“The compulsory inclusion of face masks was introduced at the start of the first movement control order in March last year,” said Mohd Idris.
To minimise the risk of exposure to infectious diseases among ground crew, they were to make full use of the bin lifter on refuse compactor trucks instead of holding rubbish with their hands, he added.
Constant reminders to wear PPE are also given on a daily basis during morning briefings before work starts.
Mohd Idris said at these briefings, workers were told that they risked being exposed to Covid-19 or other infectious diseases if the SOP was not followed.
Ground crew were also required to observe physical distancing of at least one metre when dealing with the public.
“A gentle reminder will be given to contractors whose workers are seen not complying with the agreed SOP.
“If they continue to flout the SOP, they will be fined up to a maximum of RM500 for each offence,” he added.
On medical insurance for workers in case of hospitalisation, Mohd Idris noted that there was an existing workmen’s compensation insurance providing cover for its local crew.
Foreign workers come under the Foreign Workers Medical Examination Monitoring Agency (Fomema) insurance scheme, which is with their annual work permit renewals.
KDEBWM also has a corporate social responsibility programme, where donations are given to crew members if accidental injuries occur in the course of their duties.
Since the start of the MCO last year, the company has donated 17,000 face masks and 1,000 bottles of hand sanitiser to their subcontractors.
Taking a proactive role
According to KDEBWM Kajang operation head Abdul Razak Abu Talib, the public has a proactive role to play when it comes to the safety of rubbish collectors.
“In addition to encountering setbacks like theft and acts of vandalism of metal leach bins placed at communal rubbish collection areas, the ground crew often has two major challenges.
“This includes improperly tied up rubbish bags, which result in waste spillage, and piled up rubbish, making it too heavy to be hitched onto the bin lifter.
“So, the ground crew has little choice but to haul some of the rubbish bags into the compactor truck to lighten the load of the leach bin,” he explained.
“They also have to pick up the scattered rubbish and this needs to be done in the shortest time possible, as trucks have to stop on narrow public roads during collection service.
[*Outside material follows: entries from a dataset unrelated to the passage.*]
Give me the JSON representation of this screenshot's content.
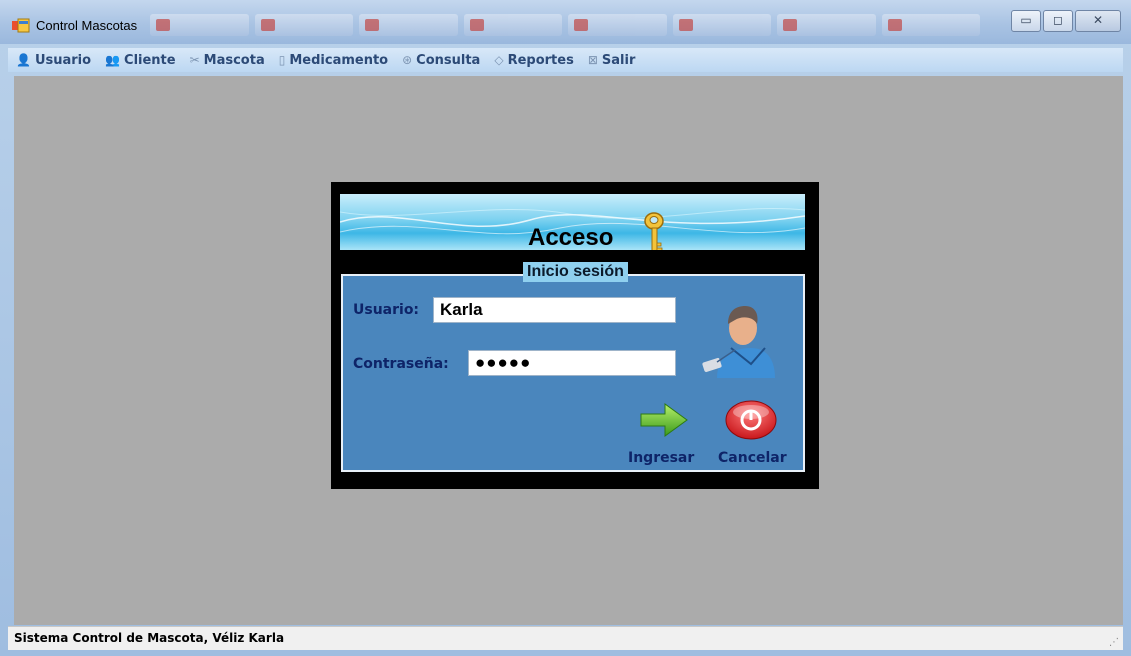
{
  "window": {
    "title": "Control Mascotas"
  },
  "menu": {
    "items": [
      {
        "label": "Usuario",
        "icon": "user-icon"
      },
      {
        "label": "Cliente",
        "icon": "people-icon"
      },
      {
        "label": "Mascota",
        "icon": "pet-icon"
      },
      {
        "label": "Medicamento",
        "icon": "medicine-icon"
      },
      {
        "label": "Consulta",
        "icon": "consult-icon"
      },
      {
        "label": "Reportes",
        "icon": "report-icon"
      },
      {
        "label": "Salir",
        "icon": "exit-icon"
      }
    ]
  },
  "dialog": {
    "banner_title": "Acceso",
    "group_title": "Inicio sesión",
    "username_label": "Usuario:",
    "username_value": "Karla",
    "password_label": "Contraseña:",
    "password_value": "●●●●●",
    "login_label": "Ingresar",
    "cancel_label": "Cancelar"
  },
  "status": {
    "text": "Sistema Control de Mascota, Véliz Karla"
  },
  "colors": {
    "client_bg": "#ababab",
    "group_bg": "#4a86bd",
    "label_color": "#0e2468",
    "menu_text": "#2c4a77"
  }
}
If the process takes too long, it causes a traffic jam.
“Rushed for time, workers often resort to doing the job by hand as it is a faster solution,” he said.
Another problem faced at these communal rubbish collection areas is traders also dump their rubbish there, resulting in excessive waste.
Abdul Razak said commercial entities have to deal with their own waste and not throw them in these areas, which are only meant for residents.
To top it off, bulk waste such as mattresses and used furniture are also disposed of at these areas, where rubbish is collected thrice weekly.
“It will be helpful to the ground crew if the public can take a mindful approach to rubbish disposal.
“At the very least, they should secure their waste disposal bags to prevent spillage,” he said.
To ensure the safety of its ground crew, KDEBWM would be conducting regular checks on PPE usage, its media and public relations head Mahfuzah Muhammad Tarmidi told StarMetro.
Likewise, Alam Flora chief executive officer Datuk Mohd Zain Hassan has also addressed this issue on its website, assuring that field staff are constantly reminded to wash their hands and use sanitisers.
The wearing of PPE is also compulsory for them.
Mohd Zain said steps had been taken to prevent its field staff from being infected with Covid-19.
This included mandatory body temperature checks for all employees at headquarters, state offices, depots and mustering points before they start work.
Those with a temperature reading exceeding 38°C would be sent for medical check-ups immediately, he added.